In the deep-green depths of the Knysna forest lives the last, tiny remnant of the once great herds of Cape bush elephant. Of the original group just one female remains, though three elephants where recently brought in from the Kruger National park.
Elephants are the largest land mammals, second to the great whales as the largest living creature. A big male can stand up to four meters tall and weigh six or seven tons.
The Knysna Elephants are the last of the most southern elephants on the African continent. They represent a remnant of large populations, which occupied the Cape in the 17th century. The elephants were confined to an area of roughly 150 square km in the forest of Diepwalle, Gouna and Buffelsnek.
In 1876 it was estimated that between 400 and 500 giants roamed the forests of Knysna. The numbers declined partly due to poaching and ivory smuggling. In 1908 when the elephants were declared royal game only 20 were counted.
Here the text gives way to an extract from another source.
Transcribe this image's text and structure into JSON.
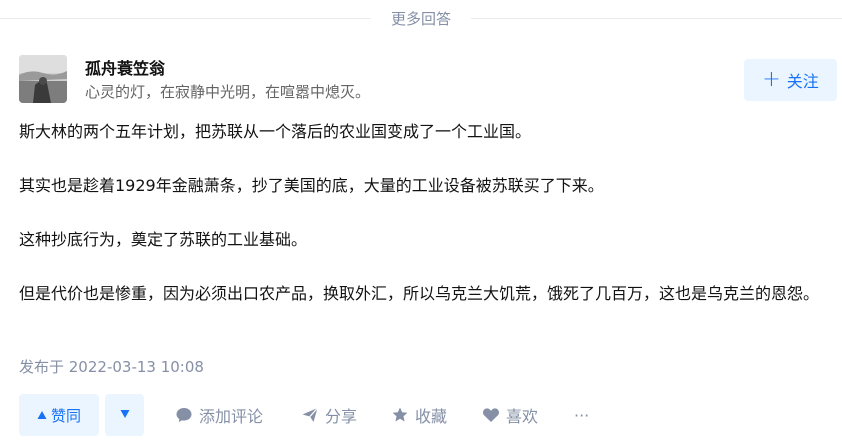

An elephant's tusks or ivory can extend to three meters each and weigh as much as 100 kilogram. This is a very popular item to smugglers. An elephant's tusks are its only two front teeth, which continue to grow throughout life.
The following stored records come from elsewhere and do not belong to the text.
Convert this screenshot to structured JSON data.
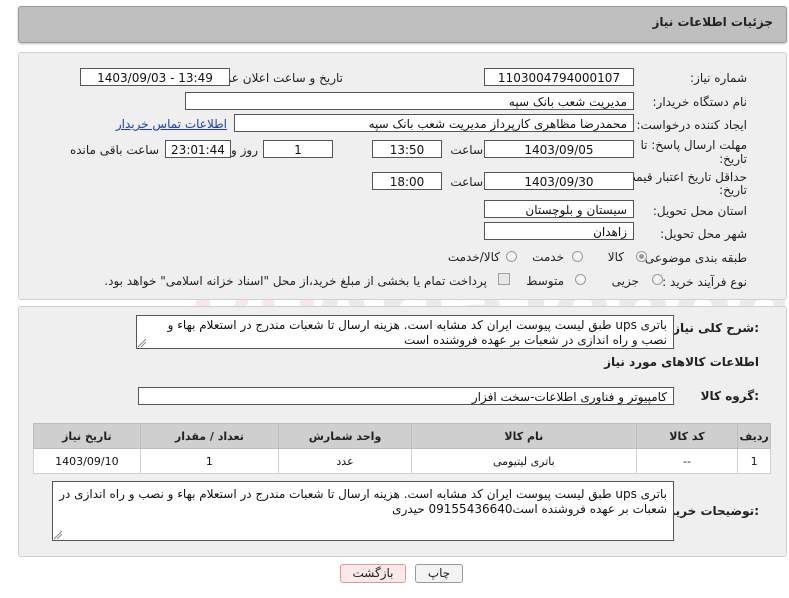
{
  "header": {
    "title": "جزئیات اطلاعات نیاز"
  },
  "fields": {
    "need_number": {
      "label": "شماره نیاز:",
      "value": "1103004794000107"
    },
    "announce_datetime": {
      "label": "تاریخ و ساعت اعلان عمومی:",
      "value": "1403/09/03 - 13:49"
    },
    "buyer_org": {
      "label": "نام دستگاه خریدار:",
      "value": "مدیریت شعب بانک سپه"
    },
    "requester": {
      "label": "ایجاد کننده درخواست:",
      "value": "محمدرضا مظاهری کارپرداز مدیریت شعب بانک سپه",
      "contact_link": "اطلاعات تماس خریدار"
    },
    "deadline": {
      "label_line1": "مهلت ارسال پاسخ: تا",
      "label_line2": "تاریخ:",
      "date": "1403/09/05",
      "time_label": "ساعت",
      "time": "13:50",
      "days": "1",
      "days_label": "روز و",
      "remaining": "23:01:44",
      "remaining_label": "ساعت باقی مانده"
    },
    "price_validity": {
      "label_line1": "حداقل تاریخ اعتبار قیمت: تا",
      "label_line2": "تاریخ:",
      "date": "1403/09/30",
      "time_label": "ساعت",
      "time": "18:00"
    },
    "province": {
      "label": "استان محل تحویل:",
      "value": "سیستان و بلوچستان"
    },
    "city": {
      "label": "شهر محل تحویل:",
      "value": "زاهدان"
    },
    "category": {
      "label": "طبقه بندی موضوعی:",
      "options": [
        "کالا",
        "خدمت",
        "کالا/خدمت"
      ],
      "selected": "کالا"
    },
    "purchase_process": {
      "label": "نوع فرآیند خرید :",
      "options": [
        "جزیی",
        "متوسط"
      ],
      "checkbox_label": "پرداخت تمام یا بخشی از مبلغ خرید،از محل \"اسناد خزانه اسلامی\" خواهد بود."
    }
  },
  "description": {
    "label": "شرح کلی نیاز:",
    "text": "باتری ups طبق لیست پیوست ایران کد مشابه است. هزینه ارسال تا شعبات مندرج در استعلام بهاء و نصب و راه اندازی در شعبات بر عهده فروشنده است"
  },
  "goods_section": {
    "title": "اطلاعات کالاهای مورد نیاز",
    "group_label": "گروه کالا:",
    "group_value": "کامپیوتر و فناوری اطلاعات-سخت افزار"
  },
  "table": {
    "headers": [
      "ردیف",
      "کد کالا",
      "نام کالا",
      "واحد شمارش",
      "تعداد / مقدار",
      "تاریخ نیاز"
    ],
    "rows": [
      [
        "1",
        "--",
        "باتری لیتیومی",
        "عدد",
        "1",
        "1403/09/10"
      ]
    ]
  },
  "buyer_notes": {
    "label": "توضیحات خریدار:",
    "text": "باتری ups طبق لیست پیوست ایران کد مشابه است. هزینه ارسال تا شعبات مندرج در استعلام بهاء و نصب و راه اندازی در شعبات بر عهده فروشنده است09155436640 حیدری"
  },
  "buttons": {
    "print": "چاپ",
    "back": "بازگشت"
  },
  "watermark": {
    "text": "AriaTender.neT"
  },
  "colors": {
    "link": "#1a3fb5",
    "header_bg": "#bfbfbf",
    "panel_bg": "#efefef",
    "table_header": "#cfcfcf"
  }
}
Tusks never grow again when they are lost. Males carry longer and heavier tusks than females. It can reach such a length that they touch the ground when the animal stands at rest.
Apart from fighting, sparring and jousting, an elephant uses its tusks almost continuously while feeding. Using them in conjunction with its trunk to break branches, peeling bark, stripping off thorns and digging for roots. Elephants are usually left or right handed and will use one tusk almost exclusively.
According to forestry records 12 elephants survived by 1920 and in 1962 only 10 were counted. After having remained static for 50 years, the Knysna elephant population decreased rapidly and in 1983 only four were recorded. This population crash was merely the dying out of the old animals.